If you’re like me, you love your Moleskine, but hate having to lug around one more thing in your pants pockets. With a cell phone and wallet already occupying valuable pocket real estate, the addition of the Moleskine can make your bottom half start to feel bulky. I thought about getting one of David Allen’s NoteTaker Wallets, in order to combine my wallet with the note taking functionality of the Moleskine, but they’re $90! As a law student who’s taking on student debt, I can not bring myself to drop $90 for a wallet. So, here’s the next best thing. What We’re Going For Pretty cool, huh? The Materials MoleskineCredit card holder templateScissorsGluestickLight card stock (100-120 gsm) Instructions 1. 2. 3. 4. 5. 6. Here’s what it looks like closed: It’s a little full, but has worked out for me pretty well for me.
43 Folders | Time, Attention, and Creative Work
All your favorite disasters.... now in smaller paper form! Welcome to Disaster Dioramas (brought to you by Office Warrior - the first in your cubicle fun needs). Spitefuls is proud to soon present the first of hopefully many dioramas to spiffy up your cubicle and help alleviate work boredom through a fun activity using common office supplies! Perfect for your cubicle, office, or desk... it's sure to bring lots of hours of conversation and quizzical looks from fellow coworkers. Available now: Download all six pages | .zip (2.8MB) Download all eight pages | .zip (3.6MB) Download all six pages | .zip (3MB) Download all three pages | .zip (2MB) Download all five pages | .zip (3MB) Download all four pages | .zip (2.3MB) Download all five pages | .zip (3.53MB) Stay tuned for: The Alamo! Now the fun almost legally fine print sorta part.
- How To Do Stuff
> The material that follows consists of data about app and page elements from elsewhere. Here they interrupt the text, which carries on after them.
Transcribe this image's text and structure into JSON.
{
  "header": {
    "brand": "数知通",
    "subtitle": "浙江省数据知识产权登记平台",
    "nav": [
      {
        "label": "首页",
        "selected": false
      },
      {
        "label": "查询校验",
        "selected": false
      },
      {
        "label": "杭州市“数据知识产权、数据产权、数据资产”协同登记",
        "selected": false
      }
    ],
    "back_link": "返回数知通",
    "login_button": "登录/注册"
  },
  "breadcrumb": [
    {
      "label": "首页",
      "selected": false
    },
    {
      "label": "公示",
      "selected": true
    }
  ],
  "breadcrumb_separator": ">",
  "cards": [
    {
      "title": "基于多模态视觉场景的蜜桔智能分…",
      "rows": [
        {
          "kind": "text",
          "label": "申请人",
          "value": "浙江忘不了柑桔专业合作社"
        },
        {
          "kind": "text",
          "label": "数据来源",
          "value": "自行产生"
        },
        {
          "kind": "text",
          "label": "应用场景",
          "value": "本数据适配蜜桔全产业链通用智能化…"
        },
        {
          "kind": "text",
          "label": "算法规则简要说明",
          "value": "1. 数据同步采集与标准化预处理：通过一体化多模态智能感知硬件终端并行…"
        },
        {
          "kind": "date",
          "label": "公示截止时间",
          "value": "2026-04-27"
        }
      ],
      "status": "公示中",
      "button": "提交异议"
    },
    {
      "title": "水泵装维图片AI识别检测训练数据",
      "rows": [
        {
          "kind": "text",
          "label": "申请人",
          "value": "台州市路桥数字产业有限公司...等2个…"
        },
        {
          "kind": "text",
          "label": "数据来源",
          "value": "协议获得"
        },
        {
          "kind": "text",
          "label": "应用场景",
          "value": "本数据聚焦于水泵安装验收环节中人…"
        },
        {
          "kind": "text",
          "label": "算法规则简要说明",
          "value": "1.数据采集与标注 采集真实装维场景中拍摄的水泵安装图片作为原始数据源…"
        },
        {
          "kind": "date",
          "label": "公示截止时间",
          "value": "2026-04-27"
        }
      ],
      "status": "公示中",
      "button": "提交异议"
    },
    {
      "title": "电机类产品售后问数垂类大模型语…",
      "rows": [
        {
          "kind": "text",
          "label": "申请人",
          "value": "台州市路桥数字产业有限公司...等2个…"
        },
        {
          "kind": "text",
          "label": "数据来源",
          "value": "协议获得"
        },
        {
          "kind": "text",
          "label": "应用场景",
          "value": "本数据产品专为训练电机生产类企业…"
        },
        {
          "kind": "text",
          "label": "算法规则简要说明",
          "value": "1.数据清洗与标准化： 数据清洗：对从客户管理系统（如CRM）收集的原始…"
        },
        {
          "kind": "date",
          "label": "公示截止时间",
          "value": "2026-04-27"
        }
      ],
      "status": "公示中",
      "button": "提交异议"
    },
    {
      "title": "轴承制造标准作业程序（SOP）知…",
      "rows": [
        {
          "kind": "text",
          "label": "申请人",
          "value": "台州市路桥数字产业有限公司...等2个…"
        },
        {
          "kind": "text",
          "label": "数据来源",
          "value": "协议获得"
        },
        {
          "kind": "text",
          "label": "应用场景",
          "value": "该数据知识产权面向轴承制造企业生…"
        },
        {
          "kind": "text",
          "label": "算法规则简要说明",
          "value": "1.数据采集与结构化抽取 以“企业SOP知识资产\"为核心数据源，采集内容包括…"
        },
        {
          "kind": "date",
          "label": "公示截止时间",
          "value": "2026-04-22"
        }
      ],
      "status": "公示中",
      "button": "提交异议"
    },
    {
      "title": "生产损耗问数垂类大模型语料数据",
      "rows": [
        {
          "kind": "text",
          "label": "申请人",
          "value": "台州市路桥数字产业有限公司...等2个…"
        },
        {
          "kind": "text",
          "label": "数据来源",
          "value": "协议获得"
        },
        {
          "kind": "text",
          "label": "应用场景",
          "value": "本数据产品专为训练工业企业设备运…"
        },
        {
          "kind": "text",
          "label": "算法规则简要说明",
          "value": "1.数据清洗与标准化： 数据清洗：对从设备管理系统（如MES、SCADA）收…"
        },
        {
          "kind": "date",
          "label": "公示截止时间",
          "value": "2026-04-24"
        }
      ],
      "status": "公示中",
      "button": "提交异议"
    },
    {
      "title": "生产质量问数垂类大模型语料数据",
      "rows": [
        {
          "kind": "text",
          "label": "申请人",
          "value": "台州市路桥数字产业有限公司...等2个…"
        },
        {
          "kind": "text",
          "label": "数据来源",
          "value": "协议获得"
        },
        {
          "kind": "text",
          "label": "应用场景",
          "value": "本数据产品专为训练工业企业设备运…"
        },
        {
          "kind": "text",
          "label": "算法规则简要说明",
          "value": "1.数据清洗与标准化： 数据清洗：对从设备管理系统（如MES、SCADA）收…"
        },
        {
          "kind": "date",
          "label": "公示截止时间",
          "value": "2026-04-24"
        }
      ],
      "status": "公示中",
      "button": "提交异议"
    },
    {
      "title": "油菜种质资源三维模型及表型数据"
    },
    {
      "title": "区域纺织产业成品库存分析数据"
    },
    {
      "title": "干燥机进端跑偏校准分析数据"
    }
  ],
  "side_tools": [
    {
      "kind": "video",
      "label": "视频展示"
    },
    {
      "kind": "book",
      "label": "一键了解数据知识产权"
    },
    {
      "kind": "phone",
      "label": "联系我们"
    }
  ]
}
The first step into making the hollow book is to select a book. Make sure this is a book your own, and not one belonging to the library, or your family. I suggest rummaging through books at yard/garage sales. Make sure it is a hardback; otherwise you will cut all the way through the other side when you are cutting out the insides.You'll also need: Elmer's white gluea container to hold glue solution (I've chosen a film canister)X-acto knife, and/or box cutter. Mix a solution of white glue and water. Holding the remaining pages together, brush the edges with the glue solution - enough to soak in pretty well, but not too drippy. Allow this to dry, but use a spacer so the first couple pages, and the front cover don't get stuck. When dry, open the book to the first glued page. Draw out a half-inch boarder around the edge on all four sides. Using a strait edge and knife, cut out along the inside of the line. Continue cutting down through the layers. Remember that first page we saved?